▼

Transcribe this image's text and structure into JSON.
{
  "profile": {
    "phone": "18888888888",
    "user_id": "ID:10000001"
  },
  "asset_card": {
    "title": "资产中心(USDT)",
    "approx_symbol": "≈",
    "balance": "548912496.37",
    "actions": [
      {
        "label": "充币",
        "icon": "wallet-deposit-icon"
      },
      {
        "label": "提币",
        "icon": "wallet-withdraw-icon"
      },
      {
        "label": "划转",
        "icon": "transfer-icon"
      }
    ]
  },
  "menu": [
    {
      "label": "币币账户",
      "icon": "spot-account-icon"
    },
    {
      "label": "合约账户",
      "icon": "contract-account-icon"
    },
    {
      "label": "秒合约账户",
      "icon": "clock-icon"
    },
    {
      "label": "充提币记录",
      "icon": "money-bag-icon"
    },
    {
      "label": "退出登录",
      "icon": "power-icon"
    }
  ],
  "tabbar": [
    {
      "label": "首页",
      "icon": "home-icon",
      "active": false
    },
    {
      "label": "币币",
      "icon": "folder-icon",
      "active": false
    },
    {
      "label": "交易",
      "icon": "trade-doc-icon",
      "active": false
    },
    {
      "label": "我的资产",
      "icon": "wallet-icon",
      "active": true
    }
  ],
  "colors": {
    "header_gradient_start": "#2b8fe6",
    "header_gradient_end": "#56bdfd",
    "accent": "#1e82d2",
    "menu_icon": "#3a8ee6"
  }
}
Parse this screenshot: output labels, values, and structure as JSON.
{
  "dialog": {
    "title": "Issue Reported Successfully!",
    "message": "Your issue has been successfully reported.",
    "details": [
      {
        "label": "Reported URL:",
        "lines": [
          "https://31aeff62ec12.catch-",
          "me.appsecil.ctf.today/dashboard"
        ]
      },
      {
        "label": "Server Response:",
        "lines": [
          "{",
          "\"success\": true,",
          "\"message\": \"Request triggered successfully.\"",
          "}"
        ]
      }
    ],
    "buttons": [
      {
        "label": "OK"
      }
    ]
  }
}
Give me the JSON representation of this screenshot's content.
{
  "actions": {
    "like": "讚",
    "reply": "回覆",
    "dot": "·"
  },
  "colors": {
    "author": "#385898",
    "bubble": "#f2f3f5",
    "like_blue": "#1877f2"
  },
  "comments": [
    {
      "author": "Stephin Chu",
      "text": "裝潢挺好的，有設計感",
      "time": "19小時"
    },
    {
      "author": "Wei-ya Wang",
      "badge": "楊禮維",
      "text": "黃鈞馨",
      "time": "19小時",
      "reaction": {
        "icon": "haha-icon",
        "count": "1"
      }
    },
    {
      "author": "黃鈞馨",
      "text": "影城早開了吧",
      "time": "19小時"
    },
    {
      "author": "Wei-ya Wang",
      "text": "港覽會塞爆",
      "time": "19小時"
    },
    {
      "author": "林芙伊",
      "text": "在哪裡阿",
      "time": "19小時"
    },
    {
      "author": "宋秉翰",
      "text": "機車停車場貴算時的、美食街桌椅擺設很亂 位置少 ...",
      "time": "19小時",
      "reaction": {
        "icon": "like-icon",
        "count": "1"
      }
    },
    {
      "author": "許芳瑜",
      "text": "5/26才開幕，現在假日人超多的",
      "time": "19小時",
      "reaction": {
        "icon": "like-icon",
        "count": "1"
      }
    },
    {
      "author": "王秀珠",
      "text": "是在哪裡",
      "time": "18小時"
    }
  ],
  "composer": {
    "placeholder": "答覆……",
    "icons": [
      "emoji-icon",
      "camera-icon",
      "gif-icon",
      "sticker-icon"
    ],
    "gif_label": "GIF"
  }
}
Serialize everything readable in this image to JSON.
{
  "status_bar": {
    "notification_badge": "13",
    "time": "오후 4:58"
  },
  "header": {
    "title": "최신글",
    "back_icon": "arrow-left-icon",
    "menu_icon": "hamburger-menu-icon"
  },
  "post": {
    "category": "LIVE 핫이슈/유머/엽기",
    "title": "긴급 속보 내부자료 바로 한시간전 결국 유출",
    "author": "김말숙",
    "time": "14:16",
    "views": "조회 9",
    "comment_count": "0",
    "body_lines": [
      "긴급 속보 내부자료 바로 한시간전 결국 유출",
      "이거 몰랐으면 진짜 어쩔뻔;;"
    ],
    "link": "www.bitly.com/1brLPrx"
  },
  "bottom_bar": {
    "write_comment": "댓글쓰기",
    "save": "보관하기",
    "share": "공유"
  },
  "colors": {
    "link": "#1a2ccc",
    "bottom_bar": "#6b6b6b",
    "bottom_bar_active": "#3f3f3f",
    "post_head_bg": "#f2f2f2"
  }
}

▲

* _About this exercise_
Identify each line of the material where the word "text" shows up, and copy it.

* _Solution for this exercise_
Transcribe this image's text and structure into JSON.
      "text": "裝潢挺好的，有設計感",
      "text": "黃鈞馨",
      "text": "影城早開了吧",
      "text": "港覽會塞爆",
      "text": "在哪裡阿",
      "text": "機車停車場貴算時的、美食街桌椅擺設很亂 位置少 ...",
      "text": "5/26才開幕，現在假日人超多的",
      "text": "是在哪裡",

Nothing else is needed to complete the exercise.